Perpendicular lines (Coordinate Geometry)
When two lines are perpendicular, the slope of one is the negative reciprocal of the other.
If the slope of one line is m, the slope of the other is
Try this Drag points C or D. Note the slopes when the lines are at right angles to each other.

When two lines are perpendicular to each other (at right angles or 90°), their slopes have a particular relationship to each other. If the slope of one line is m then the slope of the other line is the negative reciprocal of m, or

negative one over m

So for example in the figure above, the line AB has a slope of 0.5, meaning it goes up by a half for every one across. The line CD if it is perpendicular to AB has a slope of -1/0.5 or -2. Adjust points C or D to make CD perpendicular to AB and verify this result.

Fig 1. Lines are still perpendicular

Remember that the equation works both ways, so it doesn't matter which line you start with. In the figure above the slope of CD is -2. So the slope of AB when perpendicular is

negative 1 over negative 2 equals 0.5

Note too that the lines to do not have to intersect to be perpendicular. In Fig 1, the two lines are perpendicular to each other even though they do not touch. The slope relationship still holds.

Example 1.   Are two lines perpendicular?

Fig 1. Are these lines perpendicular?

In Fig 1, the line AB and a line segment CD appear to be at right angles to each other. Determine if this is true.

To do this, we find the slope of each line and then check to see if one slope is the negative reciprocal of the other.

slope of AB equals 5-19 over 9-48, equals negative 14 over negative 39, equals 0.358

If the lines are perpendicular, each will be the negative reciprocal of the other. It doesn't matter which line we start with, so we will pick AB:


So, the slope of CD is -2.22, and the negative reciprocal of the slope of AB is -2.79. These are not the same, so the lines are not perpendicular, even though they look it. If you look carefully at the diagram, you can see that the point C is a little too far to the left for the lines to be perpendicular.
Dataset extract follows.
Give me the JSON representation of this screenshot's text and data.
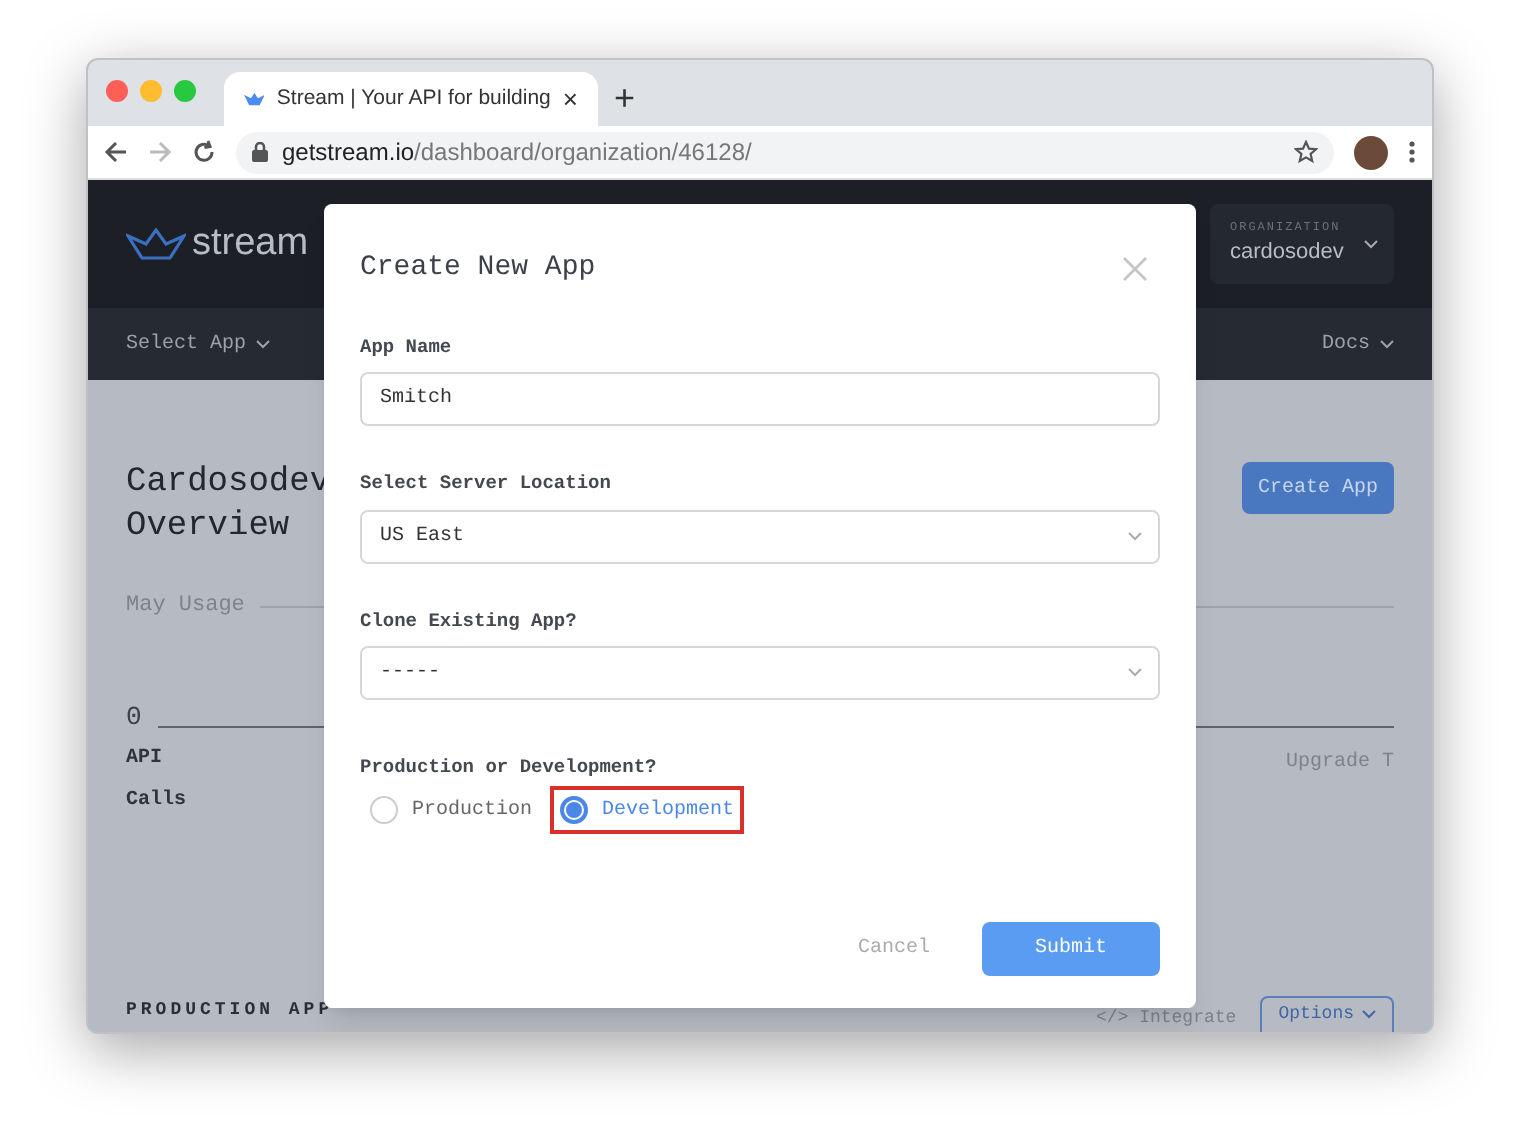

Example 2. Define a line through a point perpendicular to a line

In Fig 1, find a line through the point E that is perpendicular to CD.

The point E is on the y-axis and so is the y-intercept of the desired line. Once we know the slope of the line, we can express it using its equation in slope-intercept form y=mx+b, where m is the slope and b is the y-intercept.
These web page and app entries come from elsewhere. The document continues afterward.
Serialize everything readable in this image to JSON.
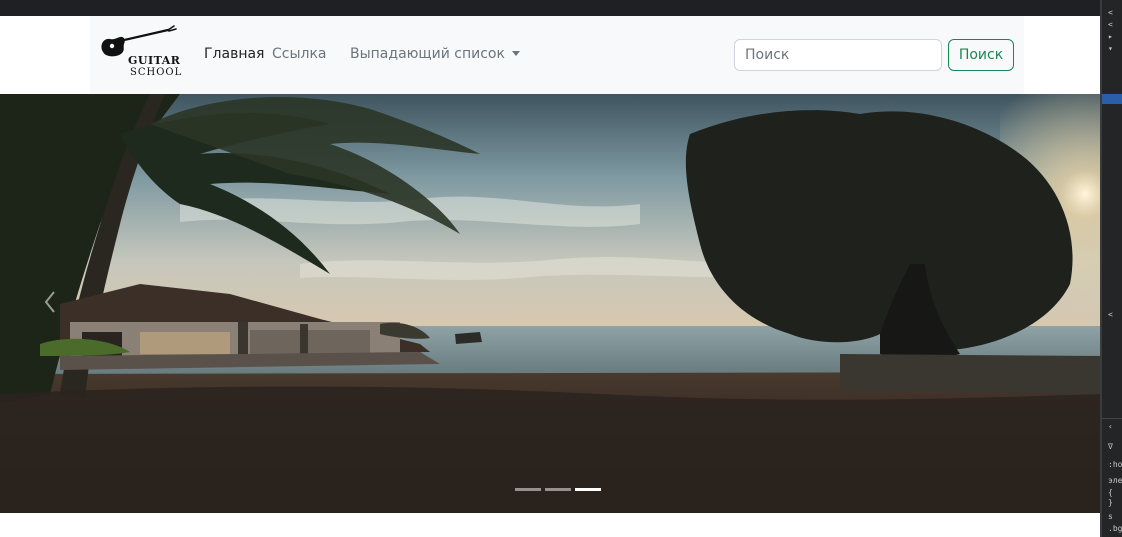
{
  "brand": {
    "line1": "GUITAR",
    "line2": "SCHOOL",
    "logo_icon": "guitar-icon"
  },
  "nav": {
    "items": [
      {
        "label": "Главная",
        "active": true
      },
      {
        "label": "Ссылка",
        "active": false
      },
      {
        "label": "Выпадающий список",
        "active": false,
        "dropdown": true
      }
    ]
  },
  "search": {
    "placeholder": "Поиск",
    "value": "",
    "button_label": "Поиск"
  },
  "carousel": {
    "slide_count": 3,
    "active_index": 2,
    "prev_icon": "chevron-left-icon",
    "next_icon": "chevron-right-icon"
  },
  "colors": {
    "navbar_bg": "#f8f9fa",
    "accent": "#198754",
    "nav_active": "#212529",
    "nav_muted": "#6c757d"
  },
  "devtools": {
    "lines": [
      "<",
      "<",
      "▸",
      "▾",
      "<",
      "‹",
      "∇",
      ":hov",
      "эле",
      "{",
      "}",
      "s",
      ".bg"
    ]
  }
}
First find the slope of the line CD:

The line we seek will have a slope which is the negative reciprocal of this:

The intercept is 10, the point where the line will cross the y-axis. Substituting these values into the equation, the line we need is described by the equation

y = 0.45x + 10

This is one of the ways a line can be defined and so we have solved the problem. If we wanted to plot the line, we would find another point on the line using the equation and then draw the line through that point and the intercept. For more on this see Equation of a Line (slope - intercept form)

Things to try

  1. In the diagram at the top of the page, press 'reset'.
  2. Note that because the slope of one line is the negative reciprocal of the other, the lines are perpendicular.
  3. Adjust one of the points C,D. The lines are no longer perpendicular.
  4. Click on "hide details". Determine the slope of both lines and prove they are not perpendicular. Click "show coordinates" if you wish to know them accurately. Click "show details" to verify.


In the interest of clarity in the applet above, the coordinates are rounded off to integers and the lengths rounded to one decimal place. This can cause calculatioons to be slightly off.

For more see Teaching Notes

While you are here..

... I have a small favor to ask. Over the years we have used advertising to support the site so it can remain free for everyone. However, advertising revenue is falling and I have always hated the ads. So, would you go to Patreon and become a patron of the site? When we reach the goal I will remove all advertising from the site.

It only takes a minute and any amount would be greatly appreciated. Thank you for considering it!   – John Page

Become a patron of the site at

Other linear equation topics

Linear Function Explorer